What Advice Do You Have for Our Current NextGen Team? We Have 10, This Summer!
Chris: Use all of the experience you are surrounded by everyday to learn. School is a time to learn the facts and the concepts, work is a time to apply them. In the real world you get to see why and how things work, you are putting knowledge to the test. Being an intern is a unique opportunity, and you will take away what you put into it. Ask for help and play with what you are capable to do and learn. Internships are the perfect time for development, because you don’t have high demands, and you are in an environment to soak in a plethora of information.
Abby: Try your best to get involved in as many projects as you can and speak up when you have an idea. Never be afraid to ask if you need help and if you are interested in a project get involved or learn from the work they are doing. In addition, I have really enjoyed the company culture here at CQL. Try to make relationships with your co-workers because it is important and will add value not only to your career, but to your life as well.
“Intern=Learn, Full-time= Act”- Chris
Is There Anything You Learned in College That You Find You Use Daily in Your Job?

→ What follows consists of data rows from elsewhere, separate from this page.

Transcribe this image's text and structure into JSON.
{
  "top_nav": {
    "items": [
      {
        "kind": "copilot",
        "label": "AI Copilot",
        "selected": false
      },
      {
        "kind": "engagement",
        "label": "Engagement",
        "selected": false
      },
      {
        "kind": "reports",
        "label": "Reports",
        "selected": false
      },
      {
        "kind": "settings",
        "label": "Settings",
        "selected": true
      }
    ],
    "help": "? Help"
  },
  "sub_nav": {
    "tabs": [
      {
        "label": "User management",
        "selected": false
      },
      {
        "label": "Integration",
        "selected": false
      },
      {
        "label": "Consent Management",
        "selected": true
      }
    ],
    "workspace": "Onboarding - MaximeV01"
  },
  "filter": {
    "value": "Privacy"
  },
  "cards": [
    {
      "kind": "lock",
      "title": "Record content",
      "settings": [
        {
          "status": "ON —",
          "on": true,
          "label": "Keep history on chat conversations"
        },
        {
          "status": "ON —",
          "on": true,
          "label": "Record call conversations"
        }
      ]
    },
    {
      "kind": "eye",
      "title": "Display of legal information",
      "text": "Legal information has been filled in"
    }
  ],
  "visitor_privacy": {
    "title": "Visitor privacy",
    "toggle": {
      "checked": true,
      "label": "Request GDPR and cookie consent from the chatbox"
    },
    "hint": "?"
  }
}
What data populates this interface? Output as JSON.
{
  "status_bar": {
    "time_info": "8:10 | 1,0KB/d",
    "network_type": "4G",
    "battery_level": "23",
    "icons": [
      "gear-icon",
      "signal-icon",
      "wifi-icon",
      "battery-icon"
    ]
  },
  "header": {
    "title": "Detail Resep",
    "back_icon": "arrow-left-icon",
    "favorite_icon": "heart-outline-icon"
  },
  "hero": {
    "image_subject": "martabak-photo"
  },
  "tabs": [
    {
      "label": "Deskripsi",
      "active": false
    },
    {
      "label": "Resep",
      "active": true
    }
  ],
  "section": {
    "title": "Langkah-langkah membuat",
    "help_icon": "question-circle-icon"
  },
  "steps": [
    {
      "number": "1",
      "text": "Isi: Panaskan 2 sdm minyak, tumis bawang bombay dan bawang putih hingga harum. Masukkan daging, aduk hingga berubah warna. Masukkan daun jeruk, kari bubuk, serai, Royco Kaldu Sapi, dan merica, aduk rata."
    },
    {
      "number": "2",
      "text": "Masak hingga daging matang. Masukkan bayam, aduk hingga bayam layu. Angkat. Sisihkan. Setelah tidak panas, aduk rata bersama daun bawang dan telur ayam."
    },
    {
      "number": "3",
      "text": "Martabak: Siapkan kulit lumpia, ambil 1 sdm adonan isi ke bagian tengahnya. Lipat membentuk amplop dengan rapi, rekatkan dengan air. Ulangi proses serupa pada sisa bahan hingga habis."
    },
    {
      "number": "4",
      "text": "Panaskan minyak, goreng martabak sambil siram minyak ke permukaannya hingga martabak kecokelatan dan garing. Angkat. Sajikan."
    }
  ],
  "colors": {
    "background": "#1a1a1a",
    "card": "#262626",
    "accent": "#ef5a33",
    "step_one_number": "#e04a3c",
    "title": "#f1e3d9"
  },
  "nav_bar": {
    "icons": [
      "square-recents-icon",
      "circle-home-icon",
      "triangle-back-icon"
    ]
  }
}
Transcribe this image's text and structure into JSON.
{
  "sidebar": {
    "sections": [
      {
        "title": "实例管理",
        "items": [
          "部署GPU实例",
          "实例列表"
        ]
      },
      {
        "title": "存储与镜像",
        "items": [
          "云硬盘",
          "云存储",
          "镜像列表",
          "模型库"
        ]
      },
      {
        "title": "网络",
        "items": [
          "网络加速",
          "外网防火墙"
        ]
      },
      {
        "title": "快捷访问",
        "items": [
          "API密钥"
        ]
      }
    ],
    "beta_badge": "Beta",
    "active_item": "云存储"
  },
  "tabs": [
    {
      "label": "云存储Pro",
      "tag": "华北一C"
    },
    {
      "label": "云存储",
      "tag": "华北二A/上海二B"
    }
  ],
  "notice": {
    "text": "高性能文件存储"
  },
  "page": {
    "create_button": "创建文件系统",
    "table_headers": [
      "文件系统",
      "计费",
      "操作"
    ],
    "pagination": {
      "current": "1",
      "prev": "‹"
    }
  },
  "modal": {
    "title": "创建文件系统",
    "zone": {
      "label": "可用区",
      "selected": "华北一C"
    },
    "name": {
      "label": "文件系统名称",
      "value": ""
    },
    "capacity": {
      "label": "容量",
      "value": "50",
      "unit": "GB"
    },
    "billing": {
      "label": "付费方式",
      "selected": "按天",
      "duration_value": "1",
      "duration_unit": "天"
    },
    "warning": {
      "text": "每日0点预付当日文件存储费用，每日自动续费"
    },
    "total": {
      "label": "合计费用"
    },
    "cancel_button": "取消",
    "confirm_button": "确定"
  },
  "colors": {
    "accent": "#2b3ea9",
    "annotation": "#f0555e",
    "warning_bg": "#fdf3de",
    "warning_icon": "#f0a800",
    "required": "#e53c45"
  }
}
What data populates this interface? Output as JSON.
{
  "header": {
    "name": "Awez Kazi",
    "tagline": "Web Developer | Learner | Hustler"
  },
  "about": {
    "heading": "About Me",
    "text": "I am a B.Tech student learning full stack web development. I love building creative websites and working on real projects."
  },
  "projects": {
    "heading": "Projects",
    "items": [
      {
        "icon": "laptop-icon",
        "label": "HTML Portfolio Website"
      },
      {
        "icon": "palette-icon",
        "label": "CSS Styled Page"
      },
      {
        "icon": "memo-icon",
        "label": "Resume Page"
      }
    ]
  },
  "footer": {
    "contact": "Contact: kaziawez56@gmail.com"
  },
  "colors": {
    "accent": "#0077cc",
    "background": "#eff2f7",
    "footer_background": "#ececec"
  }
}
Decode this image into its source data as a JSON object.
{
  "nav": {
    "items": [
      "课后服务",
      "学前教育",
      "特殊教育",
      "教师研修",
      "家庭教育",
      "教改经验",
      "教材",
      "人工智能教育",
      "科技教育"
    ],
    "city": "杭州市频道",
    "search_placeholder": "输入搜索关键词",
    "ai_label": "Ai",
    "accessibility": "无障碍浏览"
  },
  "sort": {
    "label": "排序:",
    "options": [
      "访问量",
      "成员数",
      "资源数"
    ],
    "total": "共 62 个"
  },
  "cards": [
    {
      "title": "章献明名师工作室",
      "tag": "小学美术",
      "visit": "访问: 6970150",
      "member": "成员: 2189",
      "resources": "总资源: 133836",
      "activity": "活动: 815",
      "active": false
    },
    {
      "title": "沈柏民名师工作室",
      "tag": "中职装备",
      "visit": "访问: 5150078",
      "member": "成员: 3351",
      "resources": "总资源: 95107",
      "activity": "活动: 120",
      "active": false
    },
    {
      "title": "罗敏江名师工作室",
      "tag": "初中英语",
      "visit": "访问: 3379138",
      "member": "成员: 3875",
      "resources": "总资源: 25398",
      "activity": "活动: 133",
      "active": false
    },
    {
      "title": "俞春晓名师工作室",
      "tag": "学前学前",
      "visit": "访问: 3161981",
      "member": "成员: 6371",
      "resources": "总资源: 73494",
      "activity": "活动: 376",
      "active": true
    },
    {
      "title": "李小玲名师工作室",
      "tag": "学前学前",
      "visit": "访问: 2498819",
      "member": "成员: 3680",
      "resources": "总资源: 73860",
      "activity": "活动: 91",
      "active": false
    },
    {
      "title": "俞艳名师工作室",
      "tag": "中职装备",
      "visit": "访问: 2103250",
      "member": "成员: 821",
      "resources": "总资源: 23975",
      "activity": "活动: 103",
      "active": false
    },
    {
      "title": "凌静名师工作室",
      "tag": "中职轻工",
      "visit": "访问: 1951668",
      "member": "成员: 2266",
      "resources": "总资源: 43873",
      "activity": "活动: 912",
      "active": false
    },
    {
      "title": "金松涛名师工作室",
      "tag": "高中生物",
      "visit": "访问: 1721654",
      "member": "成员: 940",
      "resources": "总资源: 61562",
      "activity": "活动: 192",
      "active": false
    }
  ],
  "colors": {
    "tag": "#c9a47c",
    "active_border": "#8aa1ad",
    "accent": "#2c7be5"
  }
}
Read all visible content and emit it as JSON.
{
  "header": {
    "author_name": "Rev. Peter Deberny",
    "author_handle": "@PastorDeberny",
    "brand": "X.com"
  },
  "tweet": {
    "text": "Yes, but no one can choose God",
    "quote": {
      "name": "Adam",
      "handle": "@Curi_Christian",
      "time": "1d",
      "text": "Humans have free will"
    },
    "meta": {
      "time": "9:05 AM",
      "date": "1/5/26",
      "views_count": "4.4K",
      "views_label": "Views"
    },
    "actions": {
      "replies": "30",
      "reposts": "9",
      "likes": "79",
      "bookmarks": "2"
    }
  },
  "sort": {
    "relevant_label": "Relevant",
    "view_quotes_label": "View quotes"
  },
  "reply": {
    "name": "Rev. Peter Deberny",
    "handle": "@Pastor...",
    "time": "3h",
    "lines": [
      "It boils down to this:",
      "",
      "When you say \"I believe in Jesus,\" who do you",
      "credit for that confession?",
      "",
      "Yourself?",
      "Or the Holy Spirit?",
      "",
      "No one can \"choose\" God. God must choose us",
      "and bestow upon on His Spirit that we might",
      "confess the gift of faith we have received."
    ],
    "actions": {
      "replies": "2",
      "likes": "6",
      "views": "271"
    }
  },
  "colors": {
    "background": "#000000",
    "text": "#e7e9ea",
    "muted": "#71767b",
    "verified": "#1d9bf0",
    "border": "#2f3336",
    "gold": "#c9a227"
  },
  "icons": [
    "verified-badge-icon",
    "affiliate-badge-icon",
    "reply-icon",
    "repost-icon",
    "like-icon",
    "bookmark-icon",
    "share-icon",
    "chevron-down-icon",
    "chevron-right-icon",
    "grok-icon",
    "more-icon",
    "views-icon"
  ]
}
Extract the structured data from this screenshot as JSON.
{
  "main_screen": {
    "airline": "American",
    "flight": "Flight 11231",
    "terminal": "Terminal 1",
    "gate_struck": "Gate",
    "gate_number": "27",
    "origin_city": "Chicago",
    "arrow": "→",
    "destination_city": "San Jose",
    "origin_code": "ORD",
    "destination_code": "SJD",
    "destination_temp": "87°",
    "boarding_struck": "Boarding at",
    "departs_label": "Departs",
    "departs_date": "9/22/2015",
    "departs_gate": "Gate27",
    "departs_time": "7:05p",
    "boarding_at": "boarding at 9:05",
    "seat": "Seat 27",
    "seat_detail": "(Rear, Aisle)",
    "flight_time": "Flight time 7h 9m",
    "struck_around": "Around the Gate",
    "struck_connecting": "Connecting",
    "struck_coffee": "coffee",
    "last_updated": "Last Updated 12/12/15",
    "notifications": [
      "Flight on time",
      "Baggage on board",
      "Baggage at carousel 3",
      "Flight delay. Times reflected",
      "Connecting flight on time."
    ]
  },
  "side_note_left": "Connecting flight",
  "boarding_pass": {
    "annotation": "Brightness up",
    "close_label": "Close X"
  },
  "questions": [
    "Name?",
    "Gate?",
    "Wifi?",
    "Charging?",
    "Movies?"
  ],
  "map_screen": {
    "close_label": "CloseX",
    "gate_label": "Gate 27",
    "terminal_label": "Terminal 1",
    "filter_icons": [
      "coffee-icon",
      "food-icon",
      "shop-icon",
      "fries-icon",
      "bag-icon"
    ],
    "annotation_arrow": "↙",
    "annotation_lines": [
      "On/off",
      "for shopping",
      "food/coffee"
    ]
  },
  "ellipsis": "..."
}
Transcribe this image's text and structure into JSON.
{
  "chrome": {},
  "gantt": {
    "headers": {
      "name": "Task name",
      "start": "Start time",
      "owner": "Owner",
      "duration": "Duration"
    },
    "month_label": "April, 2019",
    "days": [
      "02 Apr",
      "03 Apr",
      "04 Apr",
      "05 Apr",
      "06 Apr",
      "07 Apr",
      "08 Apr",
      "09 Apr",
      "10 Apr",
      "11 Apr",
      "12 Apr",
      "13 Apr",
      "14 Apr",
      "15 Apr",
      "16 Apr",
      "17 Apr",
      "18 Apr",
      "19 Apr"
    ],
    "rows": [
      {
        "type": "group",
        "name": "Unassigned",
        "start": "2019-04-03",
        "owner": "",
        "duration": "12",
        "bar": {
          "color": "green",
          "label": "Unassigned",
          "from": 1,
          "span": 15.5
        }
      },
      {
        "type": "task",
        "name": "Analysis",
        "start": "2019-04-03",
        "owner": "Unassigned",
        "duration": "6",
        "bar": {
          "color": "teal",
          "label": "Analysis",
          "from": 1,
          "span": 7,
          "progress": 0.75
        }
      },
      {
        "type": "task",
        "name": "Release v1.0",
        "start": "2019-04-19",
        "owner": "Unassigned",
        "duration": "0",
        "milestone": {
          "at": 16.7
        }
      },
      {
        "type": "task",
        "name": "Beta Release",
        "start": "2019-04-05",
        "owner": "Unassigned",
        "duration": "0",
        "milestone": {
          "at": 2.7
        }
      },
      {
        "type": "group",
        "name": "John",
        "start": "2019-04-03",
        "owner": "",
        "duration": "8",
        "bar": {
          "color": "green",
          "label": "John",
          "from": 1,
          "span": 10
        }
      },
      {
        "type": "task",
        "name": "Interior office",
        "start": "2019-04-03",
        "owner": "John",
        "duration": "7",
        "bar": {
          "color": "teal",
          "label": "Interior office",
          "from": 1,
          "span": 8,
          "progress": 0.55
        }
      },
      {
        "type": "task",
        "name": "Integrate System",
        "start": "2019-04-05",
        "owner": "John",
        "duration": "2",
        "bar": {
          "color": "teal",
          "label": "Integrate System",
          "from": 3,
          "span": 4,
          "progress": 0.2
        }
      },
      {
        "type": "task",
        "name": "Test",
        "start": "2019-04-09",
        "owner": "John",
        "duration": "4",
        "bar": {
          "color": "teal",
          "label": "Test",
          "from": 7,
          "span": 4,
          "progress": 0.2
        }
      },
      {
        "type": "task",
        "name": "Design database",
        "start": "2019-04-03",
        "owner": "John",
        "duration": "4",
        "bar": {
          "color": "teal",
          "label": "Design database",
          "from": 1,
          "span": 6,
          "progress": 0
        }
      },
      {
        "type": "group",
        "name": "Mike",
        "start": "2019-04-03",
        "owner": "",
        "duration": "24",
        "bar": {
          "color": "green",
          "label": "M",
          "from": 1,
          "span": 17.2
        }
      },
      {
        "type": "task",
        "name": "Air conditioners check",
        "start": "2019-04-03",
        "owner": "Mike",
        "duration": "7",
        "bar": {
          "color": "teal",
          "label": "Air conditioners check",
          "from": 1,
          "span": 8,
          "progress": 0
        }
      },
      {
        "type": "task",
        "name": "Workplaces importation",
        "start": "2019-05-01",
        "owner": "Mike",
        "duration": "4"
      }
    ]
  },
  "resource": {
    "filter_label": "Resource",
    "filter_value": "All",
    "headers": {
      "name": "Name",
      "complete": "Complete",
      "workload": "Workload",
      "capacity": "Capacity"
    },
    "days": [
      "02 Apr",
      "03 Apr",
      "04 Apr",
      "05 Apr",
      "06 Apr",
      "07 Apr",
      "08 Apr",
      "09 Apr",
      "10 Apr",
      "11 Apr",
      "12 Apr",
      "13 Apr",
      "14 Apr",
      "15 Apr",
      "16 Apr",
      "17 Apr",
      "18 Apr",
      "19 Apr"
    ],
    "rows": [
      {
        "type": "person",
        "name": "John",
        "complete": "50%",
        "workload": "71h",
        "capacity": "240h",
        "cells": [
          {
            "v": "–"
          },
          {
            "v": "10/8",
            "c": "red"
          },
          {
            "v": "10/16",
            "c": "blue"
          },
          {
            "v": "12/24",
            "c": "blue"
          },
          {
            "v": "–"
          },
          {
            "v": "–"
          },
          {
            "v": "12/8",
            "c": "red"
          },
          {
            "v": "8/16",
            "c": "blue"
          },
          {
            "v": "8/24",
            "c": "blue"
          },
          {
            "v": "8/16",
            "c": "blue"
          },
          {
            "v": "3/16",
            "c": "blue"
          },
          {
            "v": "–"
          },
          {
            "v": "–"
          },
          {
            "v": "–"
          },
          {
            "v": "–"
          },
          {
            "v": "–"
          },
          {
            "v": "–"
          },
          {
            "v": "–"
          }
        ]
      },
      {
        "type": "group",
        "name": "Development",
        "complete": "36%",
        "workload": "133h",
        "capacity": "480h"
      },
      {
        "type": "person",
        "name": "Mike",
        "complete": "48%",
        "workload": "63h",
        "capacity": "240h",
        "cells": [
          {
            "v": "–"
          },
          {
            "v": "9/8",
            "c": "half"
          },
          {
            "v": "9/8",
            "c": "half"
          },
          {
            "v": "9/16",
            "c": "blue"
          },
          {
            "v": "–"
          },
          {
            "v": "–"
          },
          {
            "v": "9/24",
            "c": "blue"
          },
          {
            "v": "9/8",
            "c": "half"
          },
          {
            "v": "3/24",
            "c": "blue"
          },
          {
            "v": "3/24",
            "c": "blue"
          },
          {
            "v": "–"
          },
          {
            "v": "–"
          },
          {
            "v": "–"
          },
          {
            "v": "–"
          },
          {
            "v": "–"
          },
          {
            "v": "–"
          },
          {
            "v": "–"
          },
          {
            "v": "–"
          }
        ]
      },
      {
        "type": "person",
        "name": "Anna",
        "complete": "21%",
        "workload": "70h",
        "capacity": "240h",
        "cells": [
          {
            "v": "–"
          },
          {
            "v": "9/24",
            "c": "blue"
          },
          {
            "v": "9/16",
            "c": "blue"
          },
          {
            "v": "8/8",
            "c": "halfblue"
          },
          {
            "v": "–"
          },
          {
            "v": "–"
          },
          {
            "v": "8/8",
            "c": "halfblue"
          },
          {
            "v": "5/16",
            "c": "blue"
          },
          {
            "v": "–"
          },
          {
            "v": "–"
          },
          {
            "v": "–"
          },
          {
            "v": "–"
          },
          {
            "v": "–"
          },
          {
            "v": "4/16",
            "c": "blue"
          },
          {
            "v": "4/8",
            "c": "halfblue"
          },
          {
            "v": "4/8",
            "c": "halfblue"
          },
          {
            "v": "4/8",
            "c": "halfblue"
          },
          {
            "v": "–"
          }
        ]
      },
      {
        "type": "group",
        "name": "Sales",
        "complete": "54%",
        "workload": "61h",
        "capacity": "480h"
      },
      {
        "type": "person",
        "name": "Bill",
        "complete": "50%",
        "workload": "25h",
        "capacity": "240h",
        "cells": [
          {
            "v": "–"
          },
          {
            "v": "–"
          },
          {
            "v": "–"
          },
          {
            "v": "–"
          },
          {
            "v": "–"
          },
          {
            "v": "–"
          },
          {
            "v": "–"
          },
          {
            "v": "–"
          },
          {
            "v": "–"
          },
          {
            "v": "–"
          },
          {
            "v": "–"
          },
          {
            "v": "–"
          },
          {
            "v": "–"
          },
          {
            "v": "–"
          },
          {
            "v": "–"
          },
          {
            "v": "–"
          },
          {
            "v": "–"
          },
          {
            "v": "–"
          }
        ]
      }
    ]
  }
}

Chris: In my job, I use the foundations I learned from math and science everyday. When I was learning them in the class room it was hard to imagine how I would carry these into a profession, but they acted as the foundation. Though, while school is a crucial step of the learning process, experience is key. I have learned the most through working, trial and error and mentorship. The biggest difference between college and having a job is you are no longer just doing it for a grade or just doing it to get it done. You are working on projects that carry weight and depth for real clients.
“Don’t take anything for granted, experience is key, and opportunity is key. Working outside the box is in”- Chris
Abby: In school you learn the fundamentals, the basics. Then, you get a job and you are put to the test; you have to have time management, balance your work and have follow through. In college there was always a sense of urgency to just get it done or meet a deadline, and while this is still important, quality holds a higher stake. As a designer, I have to be willing to step out of the box, and have passion about my work; therefore, it can not just be about getting it done, it needs to be about creating something.
“The things we create are positively impacting the lives of our customers. We are not just creating something that is cool, our customers are our partners” -Abby
What Do You Enjoy Most About Your Work?
Chris: Problem solving. I am normally given a problem that is most likely new and something nobody has done before. The challenge is not only solving the problem, but putting an innovative twist on it. My job is like constantly solving a puzzle and that is what I love. It keeps me passionate about my work and job. It makes the work enjoyable and stratifying. At CQL, our teams are creative, they explore new things all the time and they make dreams a reality.
Abby: My job is to be creative, to stretch the envelope of design. I am constantly saying “what can’t we do, what can’t we create.” At a technology company, developers can typically develop anything and as a designer I try to follow that mantra with my creativity and designs. Every day I try to embrace the growth and the challenge my job entails.
“Art influences technology and technology influences art, it is rewarding and refreshing” – Abby
While our NextGen team for the summer of 2017 is full, if you are interested in future internships in software engineering, user experience design, data analytics or Digital Marketing, do not hesitate to submit your resume.